Much of the basis for formal logic can be found in the so-called Laws of Thought, which date back at least to the aforementioned Parmenides, although the ones that we will study below are in a form attributed to Aristotle, who wrote prolifically and whose writings (for a variety of reasons) did a better than average job of surviving to today.

Incidentally, Parmenides had some really good stuff in the few of his writings to survive that were left out of Aristotle's Laws of Thought, in particular a concept of the void not at all incompatible with Zen's Mu (discussed below). This served as a precursor to concepts (such as that of a vacuum) that eventually became Natural Philosophy (in particular, Physics).

However, the language and world view of both Parmenides and Aristotle were unsurprisingly hung up by the idea of time (a situation that persisted until the last hundred years or so). Lacking a proper understanding of space-time as a single geometry, verb tense worked its way into the Laws of Thought where one would expect them to be time-independent and sequence-independent.
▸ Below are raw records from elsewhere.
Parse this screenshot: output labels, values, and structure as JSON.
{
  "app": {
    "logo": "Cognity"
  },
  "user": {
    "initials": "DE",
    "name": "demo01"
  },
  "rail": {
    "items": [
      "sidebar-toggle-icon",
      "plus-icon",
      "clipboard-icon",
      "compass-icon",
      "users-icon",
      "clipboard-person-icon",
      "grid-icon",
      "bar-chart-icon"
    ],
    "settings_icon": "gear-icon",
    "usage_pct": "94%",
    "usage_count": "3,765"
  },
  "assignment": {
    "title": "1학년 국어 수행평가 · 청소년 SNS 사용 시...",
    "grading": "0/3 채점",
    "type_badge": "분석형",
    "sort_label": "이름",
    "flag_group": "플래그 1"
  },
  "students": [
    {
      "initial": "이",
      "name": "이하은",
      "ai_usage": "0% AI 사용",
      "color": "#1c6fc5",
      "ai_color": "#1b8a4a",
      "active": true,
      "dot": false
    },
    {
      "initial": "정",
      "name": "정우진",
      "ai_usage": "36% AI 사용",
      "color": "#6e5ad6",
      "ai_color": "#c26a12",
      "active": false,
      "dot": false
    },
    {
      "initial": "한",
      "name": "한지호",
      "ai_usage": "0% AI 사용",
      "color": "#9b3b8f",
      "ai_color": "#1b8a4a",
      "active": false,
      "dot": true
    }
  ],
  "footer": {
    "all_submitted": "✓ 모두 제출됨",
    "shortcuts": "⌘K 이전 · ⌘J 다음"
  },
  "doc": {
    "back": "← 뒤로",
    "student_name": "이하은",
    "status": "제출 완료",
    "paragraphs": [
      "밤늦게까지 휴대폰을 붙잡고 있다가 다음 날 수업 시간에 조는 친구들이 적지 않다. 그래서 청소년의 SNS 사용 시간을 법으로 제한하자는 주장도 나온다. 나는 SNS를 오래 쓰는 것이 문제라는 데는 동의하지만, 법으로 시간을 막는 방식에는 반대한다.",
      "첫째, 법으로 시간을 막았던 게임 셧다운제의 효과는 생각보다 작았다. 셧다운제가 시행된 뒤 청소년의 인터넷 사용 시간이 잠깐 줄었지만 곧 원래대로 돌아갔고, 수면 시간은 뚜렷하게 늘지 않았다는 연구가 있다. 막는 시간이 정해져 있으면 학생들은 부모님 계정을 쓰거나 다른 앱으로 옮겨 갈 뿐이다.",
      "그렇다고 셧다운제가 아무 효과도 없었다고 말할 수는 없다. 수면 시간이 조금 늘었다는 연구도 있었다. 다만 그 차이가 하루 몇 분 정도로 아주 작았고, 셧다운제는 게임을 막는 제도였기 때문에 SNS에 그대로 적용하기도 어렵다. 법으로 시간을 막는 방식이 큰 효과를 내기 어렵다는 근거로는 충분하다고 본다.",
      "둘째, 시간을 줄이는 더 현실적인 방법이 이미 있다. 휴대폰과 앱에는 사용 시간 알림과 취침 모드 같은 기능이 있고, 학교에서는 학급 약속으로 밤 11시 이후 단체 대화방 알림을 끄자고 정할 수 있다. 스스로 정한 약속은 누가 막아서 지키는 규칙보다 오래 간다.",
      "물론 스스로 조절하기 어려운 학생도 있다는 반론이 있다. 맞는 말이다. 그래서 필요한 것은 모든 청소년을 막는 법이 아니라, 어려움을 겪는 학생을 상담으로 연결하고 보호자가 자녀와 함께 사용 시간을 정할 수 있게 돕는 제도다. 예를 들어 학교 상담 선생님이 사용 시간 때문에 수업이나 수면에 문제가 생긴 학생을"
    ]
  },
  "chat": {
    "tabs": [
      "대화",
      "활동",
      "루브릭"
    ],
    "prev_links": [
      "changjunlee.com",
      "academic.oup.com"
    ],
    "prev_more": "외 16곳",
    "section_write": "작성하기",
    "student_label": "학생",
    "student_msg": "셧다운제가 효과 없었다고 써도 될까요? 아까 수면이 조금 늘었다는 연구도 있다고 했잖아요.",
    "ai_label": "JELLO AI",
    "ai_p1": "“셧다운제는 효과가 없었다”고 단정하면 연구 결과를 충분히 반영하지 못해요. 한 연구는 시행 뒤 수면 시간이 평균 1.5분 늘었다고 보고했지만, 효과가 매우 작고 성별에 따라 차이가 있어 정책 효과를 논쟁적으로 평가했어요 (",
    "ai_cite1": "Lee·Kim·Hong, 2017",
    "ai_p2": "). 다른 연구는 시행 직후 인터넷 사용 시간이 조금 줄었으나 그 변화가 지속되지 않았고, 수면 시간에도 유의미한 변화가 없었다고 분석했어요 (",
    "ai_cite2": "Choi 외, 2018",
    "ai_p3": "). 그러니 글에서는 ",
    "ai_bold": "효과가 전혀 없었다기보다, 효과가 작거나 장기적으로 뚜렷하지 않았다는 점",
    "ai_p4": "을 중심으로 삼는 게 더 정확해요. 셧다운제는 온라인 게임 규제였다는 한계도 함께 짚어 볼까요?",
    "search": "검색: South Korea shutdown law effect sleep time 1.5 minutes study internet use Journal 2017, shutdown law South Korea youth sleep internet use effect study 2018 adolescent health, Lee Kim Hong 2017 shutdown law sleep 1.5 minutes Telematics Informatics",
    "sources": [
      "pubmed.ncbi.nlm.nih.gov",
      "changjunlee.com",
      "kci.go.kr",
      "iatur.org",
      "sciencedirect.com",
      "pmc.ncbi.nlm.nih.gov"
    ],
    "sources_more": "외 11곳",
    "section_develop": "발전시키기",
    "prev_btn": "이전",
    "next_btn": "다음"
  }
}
Even today, one of the hardest things for students of physics to conceptually grasp is that in a relativistic Universe, time ordering and sequence are not what their classically trained perceptions tell them they are.

In fact, they are essentially classical laws in other senses as well and are in many ways blind to the possibilities of non-classical theories. As we will see, our notions of existence, causality, temporal sequencing, inference and more rely on many axioms which are not objects about which one can reason using the laws of thought, and which are, in fact, far from being ``obvious'' or ``self-evident truth'' the way they were for Aristotle.

Before we move on and examine the Laws of Thought, set theory, and logic itself, it is worth noting that both India2.10 and China2.11 were writing down theories of knowledge and rules for inference that were roughly contemporary with those of the Greeks. In both cases the actual rules very likely existed as oral tradition long before they were written down. The Indian rules, in particular, formed the basis for what might be called ``Buddhist Logic'' which is quite different from Aristotle's formal analysis of syllogism. In particular it focuses less on ``proof'' and more on fallacies and on ways of grading hypotheses. Its purpose seems to be the practical one of using their ``logic'' (perhaps better called ``reason'') to teach, to bring to the auditor of an argument conceptual or causal understanding of the subject at hand2.12.


next up previous contents
Next: Thought and the Joy Up: The Laws of Thought Previous: The Laws of Thought   Contents
Robert G. Brown 2007-12-17